What’s more, his reasons for doing this don’t even make sense. This bill won’t prevent another crisis? No it won’t, but voting for the status quo does even less. It doesn’t break up the big banks? The status quo does even less. It suffers from too much lobbyist influence? Well, Wall Street lobbyists are far more enthusiastic about the status quo than they are about this bill. There are only two choices available here, and on virtually every level Feingold is voting in favor of the alternative that does less of what he says he wants.
The old “principle vs. pragmatism” argument. When Feingold does this when a GOP bill is on the floor, it’s principle. But when something left is wanting is imperiled by Feingold’s principled stand (whether you agree with his principles or not), they argue for pragmatism, the old “something is better than nothing” bit.
Well, most of the time something isn’t better than nothing. That’s one of the reasons we’re in the legal hell we suffer under now. Because bad law has been championed – by both sides – as something which is better than nothing. Me? I’ve always been in favor of the “get it right the first time or don’t do it” argument.

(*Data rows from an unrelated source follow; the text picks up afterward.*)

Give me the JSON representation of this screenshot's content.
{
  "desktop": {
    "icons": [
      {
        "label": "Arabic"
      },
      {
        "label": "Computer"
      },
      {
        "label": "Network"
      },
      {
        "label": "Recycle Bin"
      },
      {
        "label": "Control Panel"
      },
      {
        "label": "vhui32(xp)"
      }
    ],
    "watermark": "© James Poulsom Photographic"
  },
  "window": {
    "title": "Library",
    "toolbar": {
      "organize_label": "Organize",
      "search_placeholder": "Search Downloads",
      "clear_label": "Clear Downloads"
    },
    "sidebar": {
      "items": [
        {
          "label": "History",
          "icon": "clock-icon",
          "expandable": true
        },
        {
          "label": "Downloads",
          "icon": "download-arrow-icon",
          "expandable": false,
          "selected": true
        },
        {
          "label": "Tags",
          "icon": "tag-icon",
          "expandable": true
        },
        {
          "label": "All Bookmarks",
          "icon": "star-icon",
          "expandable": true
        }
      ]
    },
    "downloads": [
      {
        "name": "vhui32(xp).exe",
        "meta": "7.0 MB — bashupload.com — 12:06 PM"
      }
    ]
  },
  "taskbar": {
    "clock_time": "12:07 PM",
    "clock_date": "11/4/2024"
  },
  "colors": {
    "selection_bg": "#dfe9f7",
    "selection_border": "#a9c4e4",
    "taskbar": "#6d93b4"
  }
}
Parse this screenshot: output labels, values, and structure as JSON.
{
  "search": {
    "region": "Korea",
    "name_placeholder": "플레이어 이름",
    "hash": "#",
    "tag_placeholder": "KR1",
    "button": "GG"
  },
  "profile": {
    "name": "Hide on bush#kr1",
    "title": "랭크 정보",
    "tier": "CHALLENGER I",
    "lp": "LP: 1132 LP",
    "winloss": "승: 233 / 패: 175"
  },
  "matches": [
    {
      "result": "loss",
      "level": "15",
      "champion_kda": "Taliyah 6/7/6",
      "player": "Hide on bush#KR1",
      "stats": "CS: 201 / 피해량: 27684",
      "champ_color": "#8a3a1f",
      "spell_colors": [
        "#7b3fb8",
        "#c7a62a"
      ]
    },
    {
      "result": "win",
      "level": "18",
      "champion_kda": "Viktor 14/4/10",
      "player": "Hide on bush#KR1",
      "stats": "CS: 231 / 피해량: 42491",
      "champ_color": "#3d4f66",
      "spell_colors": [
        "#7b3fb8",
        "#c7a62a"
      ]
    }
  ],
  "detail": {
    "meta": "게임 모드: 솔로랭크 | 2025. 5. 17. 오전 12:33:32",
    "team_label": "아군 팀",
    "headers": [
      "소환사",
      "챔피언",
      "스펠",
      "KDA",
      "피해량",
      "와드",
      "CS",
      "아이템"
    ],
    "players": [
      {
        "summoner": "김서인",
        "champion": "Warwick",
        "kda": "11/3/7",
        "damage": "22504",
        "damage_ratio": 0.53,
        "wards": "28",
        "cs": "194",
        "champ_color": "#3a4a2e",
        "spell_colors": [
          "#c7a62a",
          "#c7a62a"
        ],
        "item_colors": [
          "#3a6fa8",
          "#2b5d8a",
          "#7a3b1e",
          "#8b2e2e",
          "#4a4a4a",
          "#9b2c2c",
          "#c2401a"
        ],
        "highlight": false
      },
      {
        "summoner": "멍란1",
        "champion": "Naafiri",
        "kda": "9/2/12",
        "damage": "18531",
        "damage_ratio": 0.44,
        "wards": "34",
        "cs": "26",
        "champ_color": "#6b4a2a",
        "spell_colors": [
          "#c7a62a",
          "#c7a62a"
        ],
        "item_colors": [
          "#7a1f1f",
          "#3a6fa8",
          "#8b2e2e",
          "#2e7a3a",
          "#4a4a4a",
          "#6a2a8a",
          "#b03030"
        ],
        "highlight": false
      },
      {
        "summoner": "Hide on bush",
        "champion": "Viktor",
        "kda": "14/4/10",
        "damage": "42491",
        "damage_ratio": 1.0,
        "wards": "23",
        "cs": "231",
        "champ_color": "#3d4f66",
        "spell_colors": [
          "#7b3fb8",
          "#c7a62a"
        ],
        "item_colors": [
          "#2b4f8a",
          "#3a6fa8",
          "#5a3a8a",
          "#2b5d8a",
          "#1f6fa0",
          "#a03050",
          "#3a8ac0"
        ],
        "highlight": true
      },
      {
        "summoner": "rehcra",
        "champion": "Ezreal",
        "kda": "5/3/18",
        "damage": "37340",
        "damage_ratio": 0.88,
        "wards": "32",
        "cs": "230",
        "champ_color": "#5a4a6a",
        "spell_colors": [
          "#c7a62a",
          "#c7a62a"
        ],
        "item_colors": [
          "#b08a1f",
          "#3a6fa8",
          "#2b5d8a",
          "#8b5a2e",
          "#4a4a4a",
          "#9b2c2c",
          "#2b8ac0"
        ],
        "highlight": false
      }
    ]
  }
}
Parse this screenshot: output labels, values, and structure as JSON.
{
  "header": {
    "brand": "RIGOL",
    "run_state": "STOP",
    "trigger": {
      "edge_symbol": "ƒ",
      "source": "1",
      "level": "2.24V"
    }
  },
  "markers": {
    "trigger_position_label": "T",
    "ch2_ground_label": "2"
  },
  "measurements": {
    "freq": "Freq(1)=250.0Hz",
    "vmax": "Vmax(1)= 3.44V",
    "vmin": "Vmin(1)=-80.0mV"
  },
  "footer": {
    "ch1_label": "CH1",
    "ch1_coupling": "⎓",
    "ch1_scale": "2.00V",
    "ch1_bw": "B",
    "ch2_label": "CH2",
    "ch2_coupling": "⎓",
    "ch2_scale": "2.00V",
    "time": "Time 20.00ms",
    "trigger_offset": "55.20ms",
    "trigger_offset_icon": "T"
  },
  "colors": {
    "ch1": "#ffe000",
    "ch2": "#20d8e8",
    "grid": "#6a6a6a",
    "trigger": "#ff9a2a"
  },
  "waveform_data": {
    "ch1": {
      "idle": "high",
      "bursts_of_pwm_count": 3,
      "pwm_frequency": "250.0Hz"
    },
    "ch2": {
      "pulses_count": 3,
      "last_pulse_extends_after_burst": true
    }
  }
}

That’s not to say I’m in favor of this bill or any of the other attempts to regulate the financial end of things (I’d much rather see the government get its house in order first – probably an impossible task). But it is instructive to watch the legislative sausage making process proceed and to understand that within that process, “principle” is more of an excuse than a guiding light.